The Papers of William Short is a born-digital selective documentary edition focusing on Virginian William Short (1759-1849), Thomas Jefferson’s “adoptive son,” diplomat and fiscal agent in Europe, successful businessman and philanthropist in the United States, and an early advocate of emancipation.
The project will comprise transcriptions and translations of Short correspondence and business documents. It has already collected a major part of Short’s papers and correspondence, with the Université Paris Est-Créteil financing the purchase of the complete microfilmed collection of the Short Papers held in the Manuscript Division of the Library of Congress. Research continues with initial publication set for early 2025.
With support from the National Historical Publications and Records Commission, as well as our partners at the Institute for Southern Studies at the University of South Carolina and the Center for Digital Editing at the University of Virginia, the project sheds light on an enterprising and knowledgeable yet forgotten diplomat, businessman, and philanthropist, who navigated confidently and with vision the choppy waters of a Euro-American world in full convulsion, reconfiguration, and construction.
The digital publication of Short’s papers will enable scholars and the general public to reevaluate the history of international relations, diplomacy, economy, politics, and finances of the late 18th-century United States and Europe, notably France.

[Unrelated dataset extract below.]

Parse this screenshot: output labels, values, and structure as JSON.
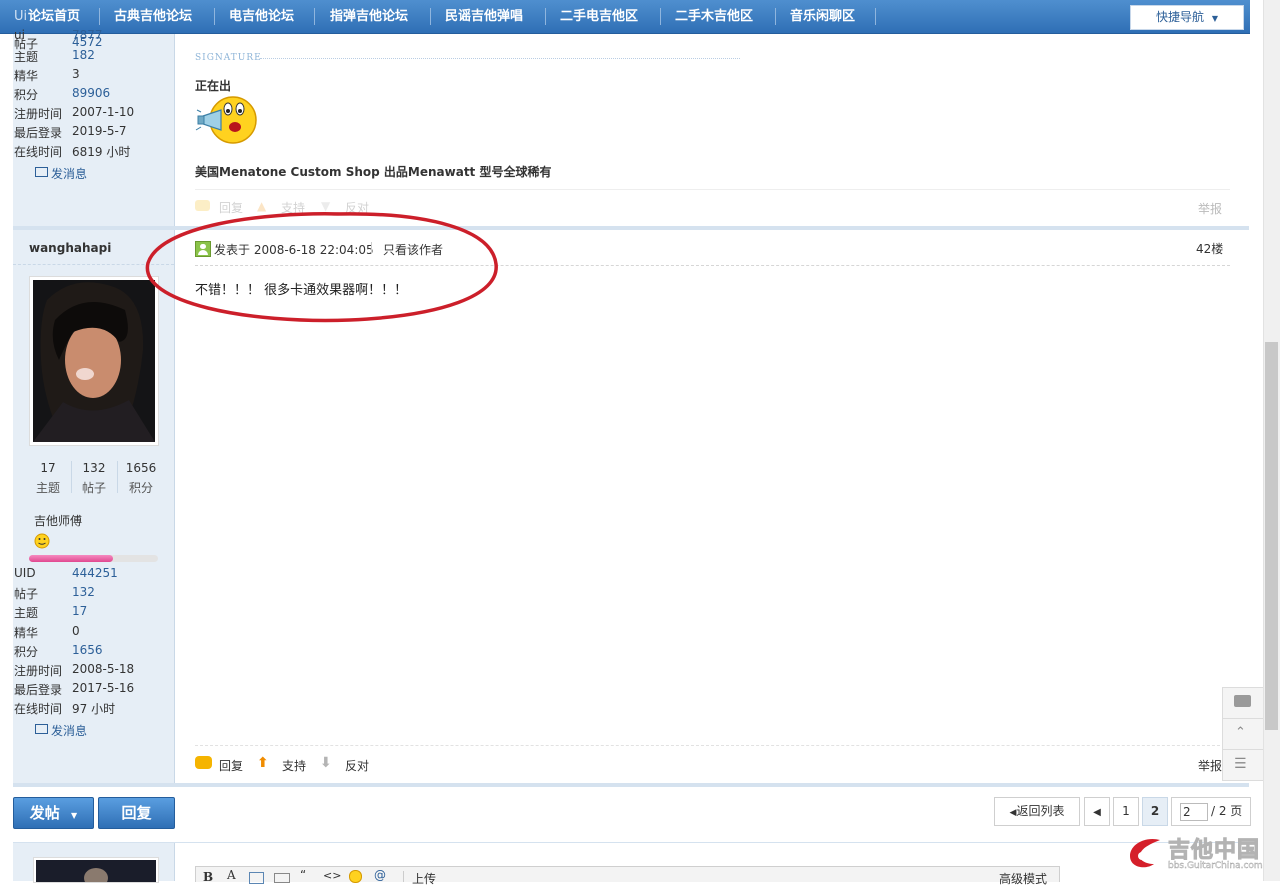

His personal letters with the Duchesse de La Rochefoucauld reveal his reactions to the French Revolution.
Of enormous interest as well is Short’s correspondence about slavery, colonization, and a proposed Black tenancy project in Albemarle County, Virginia, which was instrumental in plans that were ultimately unrealized for emancipation.
Short’s correspondence with his business partners, in particular his nephew John Cleves Short, and business papers are untapped resources for early 19th-century economic history.
Project Directors: Monica Henry and Marty D. Matthews
Host Institution: The Institute for Southern Studies at the University of South Carolina